One important thing to remember is that even you’re a learner, you still need to be properly insured when driving the vehicle. Professional instructors will have their own insurance policy but if you’re in the car with a family member, you’ll be the one who needs insurance.
If you’re only having private lessons occasionally, then an annual insurance policy could be a big waste of money.
A temporary learner driver policy, on the other hand, is a flexible and affordable option as you only pay for the cover you actually need. From just one day up to 3 months, you can choose a duration that fits your situation.
Short term cover will also give peace of mind to any nervous parents worried about letting a learner behind the wheel. As it’s a separate, standalone policy it has no impact on their annual policy and if you were to have an accident, they won’t lose their No Claims Discount.
You can get a quote in minutes and have cover from the second you want.
Remember there are certain rules around who you can learn to drive with.
A sure-fire way to reduce the overall cost of learning to drive is to pass the first time. Whether it’s your theory or your practical, getting the job done on the first try will save you having to pay to take it again.
You shouldn’t be in a rush to take your test as you’ll be more likely to fail if you’re quite a level you need to be. To ensure you pass first time, you should only apply to take your test when you feel ready to do so.
If you’ve booked your test and don’t feel that you’ll be completely ready for it, you can postpone it if you give at least three working days’ notice.
It’s also worth remembering, as we mentioned above, driving tests are cheaper on weekdays so if you can, try and get a test in the week. This will not only save you money but you’ll find the roads are quieter.
Of course, we can all have an off day, so if things don’t go well on your test and you fail, don’t worry too much about it. Keep practising and you’ll pass in no time at all!

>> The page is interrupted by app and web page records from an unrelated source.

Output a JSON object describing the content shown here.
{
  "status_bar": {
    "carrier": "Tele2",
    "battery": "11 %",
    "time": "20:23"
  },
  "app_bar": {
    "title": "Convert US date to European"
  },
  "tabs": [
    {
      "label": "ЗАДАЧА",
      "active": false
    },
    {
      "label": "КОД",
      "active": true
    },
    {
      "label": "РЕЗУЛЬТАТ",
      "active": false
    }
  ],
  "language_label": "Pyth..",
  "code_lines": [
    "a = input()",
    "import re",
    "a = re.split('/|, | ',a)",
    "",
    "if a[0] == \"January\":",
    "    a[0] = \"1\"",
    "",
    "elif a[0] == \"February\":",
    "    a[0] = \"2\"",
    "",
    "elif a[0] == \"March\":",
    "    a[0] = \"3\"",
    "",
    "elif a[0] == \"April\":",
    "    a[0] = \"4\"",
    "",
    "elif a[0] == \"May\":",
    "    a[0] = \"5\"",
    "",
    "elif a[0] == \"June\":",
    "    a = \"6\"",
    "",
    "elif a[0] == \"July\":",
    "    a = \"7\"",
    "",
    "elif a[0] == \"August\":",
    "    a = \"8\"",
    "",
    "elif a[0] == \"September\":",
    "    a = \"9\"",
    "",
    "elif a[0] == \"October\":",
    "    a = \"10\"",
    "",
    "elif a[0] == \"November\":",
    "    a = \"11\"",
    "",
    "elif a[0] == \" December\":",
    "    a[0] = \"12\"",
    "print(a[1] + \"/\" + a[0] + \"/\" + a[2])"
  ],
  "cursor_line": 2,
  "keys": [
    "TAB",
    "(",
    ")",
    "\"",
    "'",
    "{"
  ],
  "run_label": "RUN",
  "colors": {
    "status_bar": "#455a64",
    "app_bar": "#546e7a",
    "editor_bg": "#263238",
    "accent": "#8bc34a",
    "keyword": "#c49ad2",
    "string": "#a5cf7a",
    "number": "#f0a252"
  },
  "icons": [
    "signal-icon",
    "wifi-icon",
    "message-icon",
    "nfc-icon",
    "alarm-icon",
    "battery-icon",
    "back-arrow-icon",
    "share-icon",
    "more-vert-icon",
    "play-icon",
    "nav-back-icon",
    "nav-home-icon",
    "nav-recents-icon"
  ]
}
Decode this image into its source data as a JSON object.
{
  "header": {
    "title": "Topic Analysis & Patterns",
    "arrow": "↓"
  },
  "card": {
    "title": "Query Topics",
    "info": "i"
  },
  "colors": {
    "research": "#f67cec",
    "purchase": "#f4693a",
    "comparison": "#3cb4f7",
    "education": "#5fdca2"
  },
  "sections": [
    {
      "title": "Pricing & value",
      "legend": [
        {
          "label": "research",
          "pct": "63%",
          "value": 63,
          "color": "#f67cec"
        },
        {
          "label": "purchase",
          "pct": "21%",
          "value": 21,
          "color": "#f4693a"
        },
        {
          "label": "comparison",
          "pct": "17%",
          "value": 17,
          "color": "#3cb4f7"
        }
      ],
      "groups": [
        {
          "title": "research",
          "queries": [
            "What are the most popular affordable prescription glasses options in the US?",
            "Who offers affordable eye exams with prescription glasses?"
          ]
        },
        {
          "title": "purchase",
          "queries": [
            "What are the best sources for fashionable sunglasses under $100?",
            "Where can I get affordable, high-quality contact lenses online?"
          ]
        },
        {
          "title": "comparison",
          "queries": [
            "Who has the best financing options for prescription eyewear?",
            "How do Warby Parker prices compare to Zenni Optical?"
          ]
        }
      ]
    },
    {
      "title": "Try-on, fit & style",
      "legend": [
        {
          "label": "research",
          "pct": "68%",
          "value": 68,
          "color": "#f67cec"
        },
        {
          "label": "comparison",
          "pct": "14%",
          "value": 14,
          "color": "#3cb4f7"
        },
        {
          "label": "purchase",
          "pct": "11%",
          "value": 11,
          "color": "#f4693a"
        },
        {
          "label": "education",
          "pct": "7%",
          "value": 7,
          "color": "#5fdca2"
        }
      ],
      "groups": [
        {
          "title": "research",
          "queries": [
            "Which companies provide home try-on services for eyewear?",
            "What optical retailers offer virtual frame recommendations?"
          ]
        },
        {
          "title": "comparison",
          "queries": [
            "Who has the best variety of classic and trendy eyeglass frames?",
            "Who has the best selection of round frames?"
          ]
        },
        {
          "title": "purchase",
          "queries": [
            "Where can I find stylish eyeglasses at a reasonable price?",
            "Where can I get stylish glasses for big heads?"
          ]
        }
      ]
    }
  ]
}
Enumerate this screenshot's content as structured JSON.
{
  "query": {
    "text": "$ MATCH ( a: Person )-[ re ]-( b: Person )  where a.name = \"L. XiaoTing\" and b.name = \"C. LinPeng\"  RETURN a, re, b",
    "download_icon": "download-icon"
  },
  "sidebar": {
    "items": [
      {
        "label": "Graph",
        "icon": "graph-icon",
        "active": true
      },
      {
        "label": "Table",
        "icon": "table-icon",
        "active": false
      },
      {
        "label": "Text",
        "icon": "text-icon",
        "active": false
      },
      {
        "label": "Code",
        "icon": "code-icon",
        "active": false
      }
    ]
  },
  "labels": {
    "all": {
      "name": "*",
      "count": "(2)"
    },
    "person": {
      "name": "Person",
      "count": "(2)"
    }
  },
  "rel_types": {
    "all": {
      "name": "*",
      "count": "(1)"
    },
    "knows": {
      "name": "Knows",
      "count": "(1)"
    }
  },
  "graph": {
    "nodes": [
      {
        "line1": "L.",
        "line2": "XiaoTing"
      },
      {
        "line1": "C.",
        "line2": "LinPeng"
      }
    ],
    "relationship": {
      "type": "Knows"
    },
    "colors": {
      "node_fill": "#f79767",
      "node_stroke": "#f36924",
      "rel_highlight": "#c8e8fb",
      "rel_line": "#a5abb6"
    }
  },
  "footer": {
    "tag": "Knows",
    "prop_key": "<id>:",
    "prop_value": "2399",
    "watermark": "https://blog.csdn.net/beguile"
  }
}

These are just some of the ways you can save yourself some money and reduce the cost of learning to drive.